I am also concerned about the proposal for development of response zones in the NPRM. PHMSA asked commenters whether allowing railroads to cache their equipment in a manner that requires them to be able to respond to an accident within 12 hours is sufficient. Twelve hours is far too long. It should be at least half that time, particularly where an accident could affect a high consequence area, such as a navigable waterway, an environmentally sensitive area like the Columbia River or other marine coastal area, or a high population area. Local communities do not have the ability to effectively address large scale incidents. It’s important that the railroads be ready to respond as early as possible to effectively minimize damages. I strongly urge you to re-consider this proposal in the final rule.

 

            Thank you in advance for your consideration of this important matter.
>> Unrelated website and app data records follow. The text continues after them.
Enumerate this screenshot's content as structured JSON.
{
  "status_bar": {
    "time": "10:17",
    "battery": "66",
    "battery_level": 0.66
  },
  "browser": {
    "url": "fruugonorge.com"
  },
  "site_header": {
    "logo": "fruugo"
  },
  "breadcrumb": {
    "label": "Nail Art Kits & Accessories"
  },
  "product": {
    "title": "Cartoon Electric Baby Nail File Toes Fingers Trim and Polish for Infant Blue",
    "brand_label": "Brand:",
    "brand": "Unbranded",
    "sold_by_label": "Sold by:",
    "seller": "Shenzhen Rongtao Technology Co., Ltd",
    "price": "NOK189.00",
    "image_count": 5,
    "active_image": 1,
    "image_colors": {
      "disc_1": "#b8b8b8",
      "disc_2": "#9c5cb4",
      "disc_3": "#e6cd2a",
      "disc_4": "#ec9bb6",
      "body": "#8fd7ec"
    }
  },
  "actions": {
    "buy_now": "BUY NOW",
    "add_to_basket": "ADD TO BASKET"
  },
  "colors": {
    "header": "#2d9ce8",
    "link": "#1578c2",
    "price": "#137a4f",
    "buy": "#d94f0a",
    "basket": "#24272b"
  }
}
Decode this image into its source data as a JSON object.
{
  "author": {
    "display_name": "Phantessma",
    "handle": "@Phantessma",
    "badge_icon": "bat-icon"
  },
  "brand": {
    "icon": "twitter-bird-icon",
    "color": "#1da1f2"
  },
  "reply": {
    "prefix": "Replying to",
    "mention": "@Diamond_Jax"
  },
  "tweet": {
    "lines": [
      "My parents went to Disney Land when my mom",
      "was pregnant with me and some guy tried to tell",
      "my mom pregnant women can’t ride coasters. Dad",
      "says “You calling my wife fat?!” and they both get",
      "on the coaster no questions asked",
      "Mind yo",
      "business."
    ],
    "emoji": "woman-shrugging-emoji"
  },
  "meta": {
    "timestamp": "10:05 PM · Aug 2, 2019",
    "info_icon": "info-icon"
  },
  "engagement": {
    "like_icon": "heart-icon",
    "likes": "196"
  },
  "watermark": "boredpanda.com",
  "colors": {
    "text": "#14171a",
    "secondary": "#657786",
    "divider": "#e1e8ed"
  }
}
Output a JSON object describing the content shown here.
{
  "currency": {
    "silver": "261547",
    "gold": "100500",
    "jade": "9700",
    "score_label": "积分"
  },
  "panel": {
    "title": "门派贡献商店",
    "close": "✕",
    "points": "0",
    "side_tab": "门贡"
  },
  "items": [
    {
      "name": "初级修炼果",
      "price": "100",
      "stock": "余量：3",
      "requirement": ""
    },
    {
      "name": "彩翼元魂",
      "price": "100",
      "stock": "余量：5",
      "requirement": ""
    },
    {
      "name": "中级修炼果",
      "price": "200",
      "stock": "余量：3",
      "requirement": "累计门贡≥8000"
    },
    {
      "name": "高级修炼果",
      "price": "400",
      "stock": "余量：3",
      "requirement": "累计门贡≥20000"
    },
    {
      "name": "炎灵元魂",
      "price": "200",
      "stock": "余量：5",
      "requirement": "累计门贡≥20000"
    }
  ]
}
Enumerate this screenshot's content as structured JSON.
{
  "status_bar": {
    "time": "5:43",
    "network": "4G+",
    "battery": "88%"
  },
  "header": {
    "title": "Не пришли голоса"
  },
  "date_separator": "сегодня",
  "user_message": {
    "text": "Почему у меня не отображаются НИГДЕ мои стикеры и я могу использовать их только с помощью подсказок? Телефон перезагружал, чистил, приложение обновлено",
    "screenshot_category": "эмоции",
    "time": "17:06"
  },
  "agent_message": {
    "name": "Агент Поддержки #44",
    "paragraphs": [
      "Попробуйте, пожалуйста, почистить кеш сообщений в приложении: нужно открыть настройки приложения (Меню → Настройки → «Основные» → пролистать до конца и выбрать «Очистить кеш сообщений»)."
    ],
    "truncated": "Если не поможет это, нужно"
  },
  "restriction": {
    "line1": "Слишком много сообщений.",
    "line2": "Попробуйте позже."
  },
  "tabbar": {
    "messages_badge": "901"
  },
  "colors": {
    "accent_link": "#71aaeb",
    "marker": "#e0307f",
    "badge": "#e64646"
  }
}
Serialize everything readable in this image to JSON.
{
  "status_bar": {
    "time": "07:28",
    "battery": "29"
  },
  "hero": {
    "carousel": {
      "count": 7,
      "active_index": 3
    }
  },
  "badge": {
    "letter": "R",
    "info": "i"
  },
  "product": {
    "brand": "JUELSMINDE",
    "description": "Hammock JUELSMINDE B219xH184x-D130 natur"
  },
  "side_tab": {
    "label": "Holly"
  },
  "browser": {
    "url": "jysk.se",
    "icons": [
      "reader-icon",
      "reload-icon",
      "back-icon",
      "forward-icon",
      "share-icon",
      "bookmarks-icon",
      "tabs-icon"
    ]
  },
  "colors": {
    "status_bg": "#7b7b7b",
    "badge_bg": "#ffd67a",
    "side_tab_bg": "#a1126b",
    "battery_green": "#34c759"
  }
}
Should you have any questions or need additional information, please contact Jennifer Homendy at 202-225-3274.

 

                                                                        Sincerely,

 

                                                                        PETER DeFAZIO,

RANKING MEMBER